- Extended cranking and hard starting are also common in some Chevy.
- Unnecessary shaking and jerking during engine stutter.
- The engine may start to consume more fuel than necessary
- Negative emissions test result
How to Fix the P0300 Code
Now that we know that P0300 is a high-level warning that must be resolved immediately, how do you fix it? Well, the best fix is to take your car to a repair shop but if you wish to take on the challenge yourself, it is achievable.
All you need to do is run a diagnosis to identify the cause of the code. We have stated some of the major causes of the P0300 code in the ” possible causes” section above. Now it is time to reveal how to address each cause:
- Before finding the cause of a P0300, you have to scan your Chevy to confirm the presence of other codes aside from P0300. If a different code is spotted, start by addressing it.
- If a loose connector or damaged wiring is responsible – tighten and connect appropriately.
- If old or worn-out spark plug wires are responsible – replace them where necessary.
- If there is an issue with the fuel system – replace the fuel pressure regulator and fuel injector.
- If none of the aforementioned is responsible, you should carry out an engine compression and leak-down test to identify other mechanical problems. They usually include a broken piston ring, burned valve, and leaking head gasket.
Note: Vehicles are designed differently. When troubleshooting and fixing a code P0300, obeying factory repair information is very essential.
How does the engine computer know which cylinder is misfiring anyway?
For starters, the PCM (engine computer) must establish a connection with how the crankshaft-generated pulses are arranged. This piece of information is called a baseline snapshot and PCM learns to store them during deceleration or when the injectors are off.
At this point, the vehicle is moved only via momentum from the coasting because no cylinder is sending power to the engine. When the engine computer cannot detect power running from each cylinder to the engine, it cannot detect misfires.

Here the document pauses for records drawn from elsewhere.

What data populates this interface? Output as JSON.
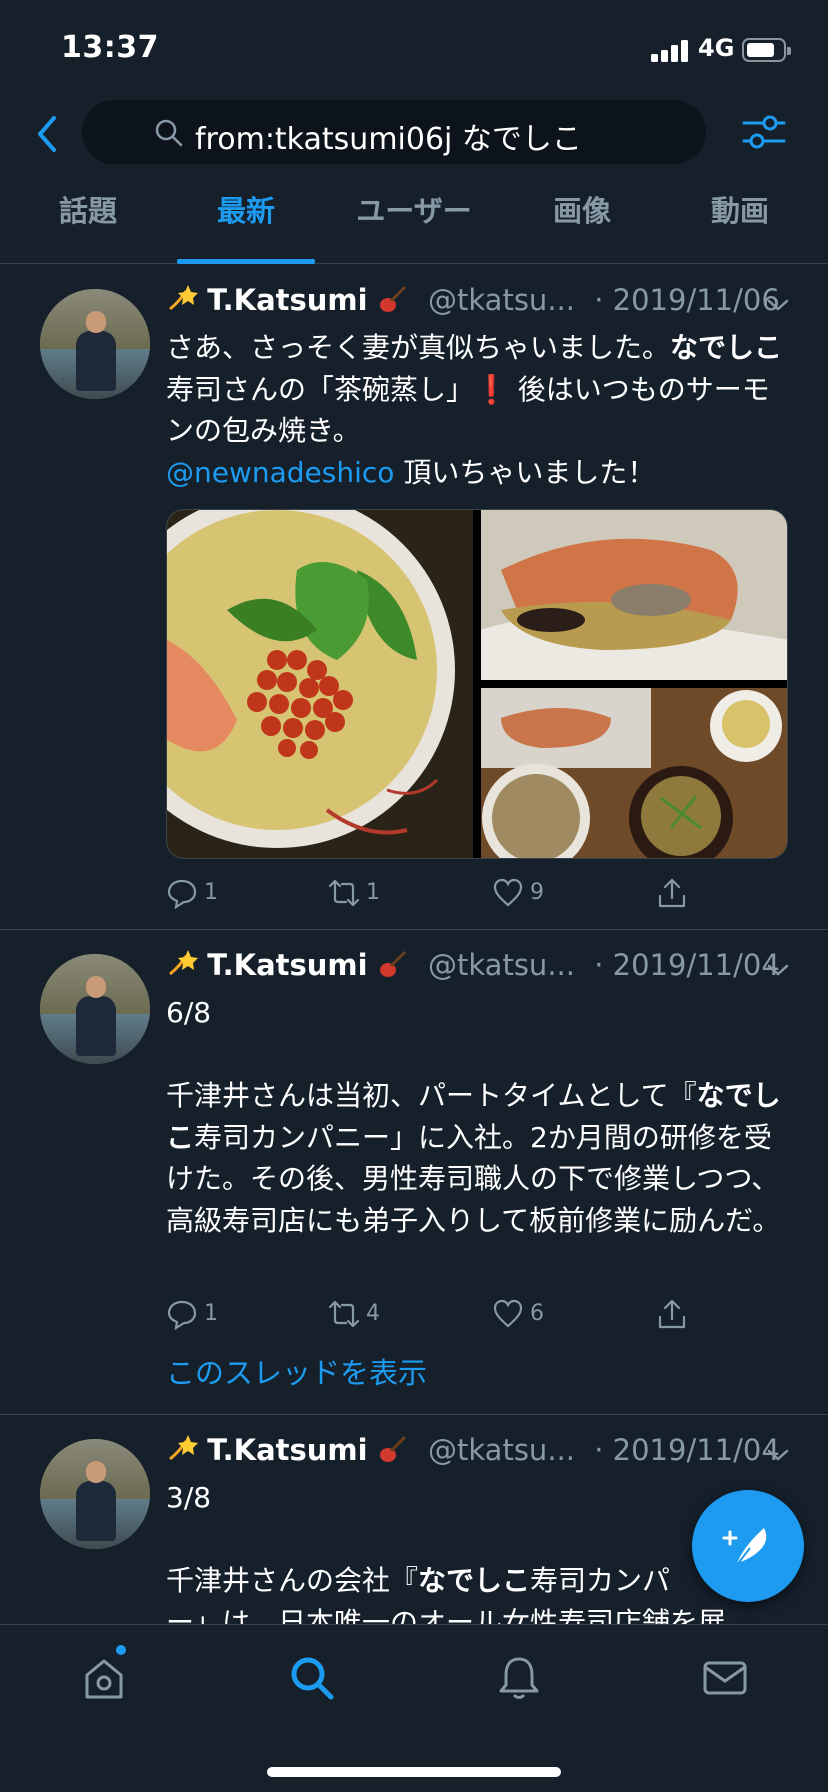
{
  "status": {
    "time": "13:37",
    "network": "4G"
  },
  "search": {
    "query": "from:tkatsumi06j なでしこ"
  },
  "tabs": [
    {
      "label": "話題"
    },
    {
      "label": "最新"
    },
    {
      "label": "ユーザー"
    },
    {
      "label": "画像"
    },
    {
      "label": "動画"
    }
  ],
  "active_tab": "最新",
  "tweets": [
    {
      "name": "T.Katsumi",
      "handle": "@tkatsu...",
      "date": "· 2019/11/06",
      "text_parts": [
        "さあ、さっそく妻が真似ちゃいました。",
        "なでしこ",
        "寿司さんの「茶碗蒸し」",
        "❗",
        " 後はいつものサーモンの包み焼き。"
      ],
      "mention": "@newnadeshico",
      "mention_after": " 頂いちゃいました！",
      "replies": "1",
      "retweets": "1",
      "likes": "9"
    },
    {
      "name": "T.Katsumi",
      "handle": "@tkatsu...",
      "date": "· 2019/11/04",
      "line1": "6/8",
      "text_parts": [
        "千津井さんは当初、パートタイムとして『",
        "なでしこ",
        "寿司カンパニー」に入社。2か月間の研修を受けた。その後、男性寿司職人の下で修業しつつ、高級寿司店にも弟子入りして板前修業に励んだ。"
      ],
      "replies": "1",
      "retweets": "4",
      "likes": "6",
      "thread_link": "このスレッドを表示"
    },
    {
      "name": "T.Katsumi",
      "handle": "@tkatsu...",
      "date": "· 2019/11/04",
      "line1": "3/8",
      "text_parts": [
        "千津井さんの会社『",
        "なでしこ",
        "寿司カンパ",
        "ー」は、日本唯一のオール女性寿司店舗を展"
      ]
    }
  ],
  "icons": {
    "back": "chevron-left-icon",
    "search": "magnifier-icon",
    "filter": "sliders-icon",
    "compose": "compose-feather-icon",
    "home": "home-icon",
    "explore": "search-icon",
    "notifications": "bell-icon",
    "messages": "mail-icon"
  },
  "colors": {
    "background": "#15202b",
    "accent": "#1d9bf0",
    "muted": "#8899a6",
    "divider": "#38444d"
  }
}
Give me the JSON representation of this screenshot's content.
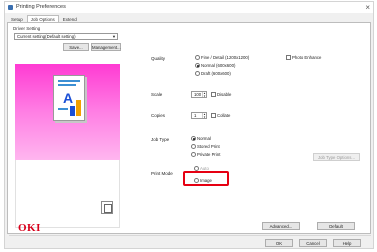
{
  "window": {
    "title": "Printing Preferences",
    "close_label": "×"
  },
  "tabs": [
    "Setup",
    "Job Options",
    "Extend"
  ],
  "driver_setting": {
    "label": "Driver Setting",
    "selected": "Current setting(Default setting)",
    "save_label": "Save...",
    "management_label": "Management..."
  },
  "quality": {
    "label": "Quality",
    "options": [
      "Fine / Detail (1200x1200)",
      "Normal (600x600)",
      "Draft (600x600)"
    ],
    "selected_index": 1,
    "photo_enhance_label": "Photo Enhance"
  },
  "scale": {
    "label": "Scale",
    "value": "100",
    "disable_label": "Disable"
  },
  "copies": {
    "label": "Copies",
    "value": "1",
    "collate_label": "Collate"
  },
  "job_type": {
    "label": "Job Type",
    "options": [
      "Normal",
      "Stored Print",
      "Private Print"
    ],
    "selected_index": 0,
    "options_button_label": "Job Type Options..."
  },
  "print_mode": {
    "label": "Print Mode",
    "options": [
      "Auto",
      "Image"
    ]
  },
  "footer": {
    "logo": "OKI",
    "advanced_label": "Advanced...",
    "default_label": "Default",
    "ok_label": "OK",
    "cancel_label": "Cancel",
    "help_label": "Help"
  },
  "colors": {
    "accent_red": "#e60012",
    "logo_red": "#d9001b",
    "preview_pink": "#ff3bd3"
  }
}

Car technicians usually boost PCM functionalities by using scan software to make the engine computer more responsive. This usually involves replacing certain components or formatting the PCM’s memory.
The essence of the “Crankshaft Learn” snapshot adaptation is to allow the PCM to identify which cylinder is faulty or is not contributing by monitoring the slow-down sequence of the crankshaft. Comparing these patterns for each cylinder, the PCM identifies the misfiring cylinder.

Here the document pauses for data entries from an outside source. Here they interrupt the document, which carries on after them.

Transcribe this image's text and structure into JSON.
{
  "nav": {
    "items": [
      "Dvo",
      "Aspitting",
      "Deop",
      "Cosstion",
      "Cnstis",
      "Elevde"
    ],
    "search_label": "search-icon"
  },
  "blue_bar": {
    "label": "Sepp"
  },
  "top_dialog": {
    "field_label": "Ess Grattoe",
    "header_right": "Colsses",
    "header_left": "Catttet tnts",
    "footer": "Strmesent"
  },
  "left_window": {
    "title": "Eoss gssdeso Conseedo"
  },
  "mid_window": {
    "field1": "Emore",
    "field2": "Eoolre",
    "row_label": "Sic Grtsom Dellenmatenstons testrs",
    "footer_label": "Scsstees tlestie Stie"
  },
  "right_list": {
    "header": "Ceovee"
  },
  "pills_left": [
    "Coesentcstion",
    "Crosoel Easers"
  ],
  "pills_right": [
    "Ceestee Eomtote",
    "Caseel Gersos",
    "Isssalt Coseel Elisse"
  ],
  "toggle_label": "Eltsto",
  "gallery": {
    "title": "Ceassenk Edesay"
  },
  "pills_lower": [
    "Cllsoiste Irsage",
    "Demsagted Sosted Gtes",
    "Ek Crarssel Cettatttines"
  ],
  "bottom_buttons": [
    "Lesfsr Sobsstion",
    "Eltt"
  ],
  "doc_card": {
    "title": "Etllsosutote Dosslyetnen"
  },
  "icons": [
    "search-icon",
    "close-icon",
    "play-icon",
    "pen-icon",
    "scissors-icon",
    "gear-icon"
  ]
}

Another way the engine computer identifies misfiring cylinder(s) is by noting the number of piston travels per cycle. Each piston is expected to travel up and down four times in a cycle, each one generating enough power on one of its four strokes.

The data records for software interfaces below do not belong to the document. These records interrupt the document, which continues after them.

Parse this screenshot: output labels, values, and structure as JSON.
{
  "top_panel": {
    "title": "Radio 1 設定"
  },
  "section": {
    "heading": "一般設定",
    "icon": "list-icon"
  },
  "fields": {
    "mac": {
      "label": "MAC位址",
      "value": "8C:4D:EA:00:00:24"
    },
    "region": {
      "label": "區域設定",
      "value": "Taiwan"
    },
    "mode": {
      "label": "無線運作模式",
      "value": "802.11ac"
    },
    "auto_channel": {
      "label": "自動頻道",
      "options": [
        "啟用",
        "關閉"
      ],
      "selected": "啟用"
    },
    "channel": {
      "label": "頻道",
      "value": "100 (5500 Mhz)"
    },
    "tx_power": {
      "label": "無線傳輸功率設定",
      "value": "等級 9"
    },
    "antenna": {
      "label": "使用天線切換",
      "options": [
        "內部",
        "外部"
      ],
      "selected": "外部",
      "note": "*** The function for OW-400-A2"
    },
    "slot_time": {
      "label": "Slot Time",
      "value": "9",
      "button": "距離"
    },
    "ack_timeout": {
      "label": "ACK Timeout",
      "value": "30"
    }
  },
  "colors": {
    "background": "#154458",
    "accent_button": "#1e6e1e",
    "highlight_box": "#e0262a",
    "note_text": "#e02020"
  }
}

This allows the crankshaft to maintain an even speed because each cylinder is contributing its fair share. When a cylinder is not generating enough power, the crankshaft slows down a bit when it is time for the faulty cylinder to fire. In other words, the crankshaft makes only one turn instead of two because it rotates at half crankshaft speed.
Once this occurs, the PCM uses its position sensor to identify which cylinder is making fewer turns or should be firing when the crankshaft relaxes. To identify the level severity, the engine computer tracks every misfire to two different rpm windows – 200 and 1000 rpm windows of time.
A misfire that occurs multiple times with a 200 rpm window is often regarded as the most severe. Occasional misfires within the 1000 rpm window rarely set up a P030x code unless it occurs more than it should. This type of misfire is not tied to a particular cylinder and usually displays the P0300 code.
Any misfire condition that cannot be traced to a particular cylinder may be due to fuel contamination (primarily).
Cylinder misfire, isolated sequence or not, is more or less a common issue in cars like Chevrolet, Nissan, Ford, Toyota, and Dodge. When a code P0300 and its accompanying code show up on your Chevy Silverado, you can either take your car to a repair workshop or utilize the knowledge we shared with you in this guide.
Whichever way it is, do NOT drive with an active P0300 to avoid bad fuel economy and engine damage. To repair a damaged engine is no joke, which is why we are stressing prevention. Once you see a P0300, stop the car and call an expert.